This is one of my favorite old movies. I let it play a bit in the background as I did other things. I focused on some of the flight scenes. But the one one part that grabbed my attention most was when Maverick (played by Tom Cruise) told his f-14 back seater, Goose, that “she’s lost that loving feeling.” In the movie, Goose immediately tells Mavrick, “no, she hasn’t.” And when Maverick insist she has, Goose utters one of my favorite lines, “I hate it when she’s lost that loving feeling.” And just like that the two of them are serenading a lady Maverick wants to meet…

You never close your eyes anymore when I kiss your lips

And there’s no tenderness like before in your fingertips

You’re trying hard not to show it, (baby)

But baby, baby I know it

You’ve lost that lovin’ feelin’

Whoa, that lovin’ feelin’

You’ve lost that lovin’ feelin’

Now it’s gone…gone…gone…woah

(The Righteous Brothers)

And of course there is more to the song, but I wonder how many of us find this to be true.

  • I wonder how many of us are in relationships where somebody has lost that lovin’ feelin’.
  • I wonder how many of us have a skewed vision of love that is more about our own interests than the interests of others.
  • I wonder how many of us have simply forgotten that the greatest commandment, the command to love transcends all time and place.

One of the Pharisees, an expert in the Law, asked Jesus which was the greatest commandment… And Jesus’ answer was “Love the Lord your God with all your heart, with all your soul, and with all your mind. This is the greatest and most important command. The second is like it: Love your neighbor as yourself. All the Law and the Prophets depend on these two commands.” (Matthew 22:36–40 HCSB)
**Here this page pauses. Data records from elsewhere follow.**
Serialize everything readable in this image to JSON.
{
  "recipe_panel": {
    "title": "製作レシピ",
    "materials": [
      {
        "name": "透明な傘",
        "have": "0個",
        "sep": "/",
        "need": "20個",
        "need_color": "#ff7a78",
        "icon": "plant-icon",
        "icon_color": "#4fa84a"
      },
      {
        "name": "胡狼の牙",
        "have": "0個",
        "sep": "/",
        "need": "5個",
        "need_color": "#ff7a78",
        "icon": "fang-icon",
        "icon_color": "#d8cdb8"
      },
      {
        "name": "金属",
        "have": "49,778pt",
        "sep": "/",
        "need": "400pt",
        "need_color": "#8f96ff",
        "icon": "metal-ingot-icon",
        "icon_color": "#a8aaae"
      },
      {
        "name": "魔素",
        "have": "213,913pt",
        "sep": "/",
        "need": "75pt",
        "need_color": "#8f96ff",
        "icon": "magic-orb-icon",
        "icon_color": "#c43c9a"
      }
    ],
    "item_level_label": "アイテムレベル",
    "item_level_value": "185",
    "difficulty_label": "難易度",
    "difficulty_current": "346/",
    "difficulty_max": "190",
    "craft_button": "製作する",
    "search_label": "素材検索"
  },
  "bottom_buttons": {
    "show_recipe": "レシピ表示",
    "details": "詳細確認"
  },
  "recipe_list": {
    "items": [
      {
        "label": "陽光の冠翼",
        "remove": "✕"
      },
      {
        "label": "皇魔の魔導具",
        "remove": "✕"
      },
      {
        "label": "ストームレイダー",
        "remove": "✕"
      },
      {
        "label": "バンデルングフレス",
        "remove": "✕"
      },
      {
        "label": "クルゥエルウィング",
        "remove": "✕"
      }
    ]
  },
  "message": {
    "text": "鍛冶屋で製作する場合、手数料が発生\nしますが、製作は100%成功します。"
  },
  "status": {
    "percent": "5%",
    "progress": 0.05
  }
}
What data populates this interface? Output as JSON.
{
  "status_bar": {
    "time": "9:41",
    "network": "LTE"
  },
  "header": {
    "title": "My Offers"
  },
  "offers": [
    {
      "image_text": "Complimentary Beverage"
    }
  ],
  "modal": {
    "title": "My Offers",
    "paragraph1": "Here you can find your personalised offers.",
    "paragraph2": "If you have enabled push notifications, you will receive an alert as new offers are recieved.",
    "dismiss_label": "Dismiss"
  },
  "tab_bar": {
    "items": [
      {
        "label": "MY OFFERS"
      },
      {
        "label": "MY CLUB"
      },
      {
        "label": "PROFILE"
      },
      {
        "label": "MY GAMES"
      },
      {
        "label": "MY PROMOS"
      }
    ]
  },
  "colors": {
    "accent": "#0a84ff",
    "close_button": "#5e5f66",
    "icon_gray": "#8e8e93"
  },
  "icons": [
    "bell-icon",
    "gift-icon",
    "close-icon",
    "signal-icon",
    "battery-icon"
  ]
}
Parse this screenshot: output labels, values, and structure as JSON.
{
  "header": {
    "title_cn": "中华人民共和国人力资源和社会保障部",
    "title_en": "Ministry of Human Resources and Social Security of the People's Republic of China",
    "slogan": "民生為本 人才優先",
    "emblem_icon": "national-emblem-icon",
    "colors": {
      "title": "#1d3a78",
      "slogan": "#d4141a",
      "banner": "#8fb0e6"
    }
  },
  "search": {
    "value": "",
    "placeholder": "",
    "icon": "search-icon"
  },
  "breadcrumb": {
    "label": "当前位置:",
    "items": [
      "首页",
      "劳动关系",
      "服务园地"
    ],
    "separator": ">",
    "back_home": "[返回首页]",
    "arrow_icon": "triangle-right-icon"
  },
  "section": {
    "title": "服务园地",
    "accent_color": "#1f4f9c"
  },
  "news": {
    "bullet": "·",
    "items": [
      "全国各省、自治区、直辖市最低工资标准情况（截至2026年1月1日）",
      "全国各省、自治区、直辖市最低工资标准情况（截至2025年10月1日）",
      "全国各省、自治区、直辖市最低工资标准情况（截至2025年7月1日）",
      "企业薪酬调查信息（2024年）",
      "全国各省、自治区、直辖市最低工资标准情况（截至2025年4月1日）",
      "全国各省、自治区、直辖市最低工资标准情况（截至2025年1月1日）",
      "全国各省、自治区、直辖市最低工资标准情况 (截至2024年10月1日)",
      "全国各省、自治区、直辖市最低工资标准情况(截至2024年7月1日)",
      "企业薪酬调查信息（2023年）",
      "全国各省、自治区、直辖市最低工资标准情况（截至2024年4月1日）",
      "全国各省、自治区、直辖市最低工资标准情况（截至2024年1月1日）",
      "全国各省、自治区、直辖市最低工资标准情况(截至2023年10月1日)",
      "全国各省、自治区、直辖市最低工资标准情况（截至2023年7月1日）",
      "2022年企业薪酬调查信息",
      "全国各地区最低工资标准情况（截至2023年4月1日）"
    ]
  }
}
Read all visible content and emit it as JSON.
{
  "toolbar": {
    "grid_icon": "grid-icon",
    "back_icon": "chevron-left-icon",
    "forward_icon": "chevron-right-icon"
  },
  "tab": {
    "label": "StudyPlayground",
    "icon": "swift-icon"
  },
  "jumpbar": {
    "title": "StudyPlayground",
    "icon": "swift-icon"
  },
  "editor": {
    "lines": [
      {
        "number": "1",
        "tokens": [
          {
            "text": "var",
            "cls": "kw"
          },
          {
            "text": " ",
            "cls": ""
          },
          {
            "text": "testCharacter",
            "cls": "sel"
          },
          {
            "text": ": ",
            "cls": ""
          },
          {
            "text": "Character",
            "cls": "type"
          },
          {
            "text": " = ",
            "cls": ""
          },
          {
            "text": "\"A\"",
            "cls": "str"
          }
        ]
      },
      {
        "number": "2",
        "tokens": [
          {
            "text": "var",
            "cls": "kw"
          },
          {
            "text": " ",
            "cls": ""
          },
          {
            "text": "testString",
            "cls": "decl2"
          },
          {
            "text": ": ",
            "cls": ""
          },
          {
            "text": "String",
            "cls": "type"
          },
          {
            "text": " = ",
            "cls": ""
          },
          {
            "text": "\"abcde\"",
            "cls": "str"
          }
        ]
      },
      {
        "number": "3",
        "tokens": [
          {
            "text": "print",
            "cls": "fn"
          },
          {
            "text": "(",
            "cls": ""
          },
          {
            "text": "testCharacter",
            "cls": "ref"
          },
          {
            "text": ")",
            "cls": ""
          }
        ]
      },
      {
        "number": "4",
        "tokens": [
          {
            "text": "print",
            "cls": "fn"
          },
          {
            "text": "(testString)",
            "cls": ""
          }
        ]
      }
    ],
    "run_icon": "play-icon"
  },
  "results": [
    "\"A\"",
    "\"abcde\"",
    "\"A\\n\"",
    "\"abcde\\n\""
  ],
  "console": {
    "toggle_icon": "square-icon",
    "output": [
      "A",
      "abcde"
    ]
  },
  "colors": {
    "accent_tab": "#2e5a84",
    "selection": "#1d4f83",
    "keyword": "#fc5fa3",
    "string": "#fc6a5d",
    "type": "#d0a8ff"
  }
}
Seems to me, based on that one short passage, none of us can afford to lose our lovin’ feeling toward God or anyone else.

And that makes the words of Paul even more important…

If I speak human or angelic languages but do not have love, I am a sounding gong or a clanging cymbal. If I have the gift of prophecy and understand all mysteries and all knowledge, and if I have all faith so that I can move mountains but do not have love, I am nothing. And if I donate all my goods to feed the poor, and if I give my body in order to boast but do not have love, I gain nothing. Love is patient, love is kind. Love does not envy, is not boastful, is not conceited, does not act improperly, is not selfish, is not provoked, and does not keep a record of wrongs. Love finds no joy in unrighteousness but rejoices in the truth. It bears all things, believes all things, hopes all things, endures all things.

Love never ends. But as for prophecies, they will come to an end; as for languages, they will cease; as for knowledge, it will come to an end. For we know in part, and we prophesy in part. But when the perfect comes, the partial will come to an end. When I was a child, I spoke like a child, I thought like a child, I reasoned like a child. When I became a man, I put aside childish things. For now we see indistinctly, as in a mirror, but then face to face. Now I know in part, but then I will know fully, as I am fully known. Now these three remain: faith, hope, and love. But the greatest of these is love. (1 Corinthians 13:1–13 HCSB)

How well do you love?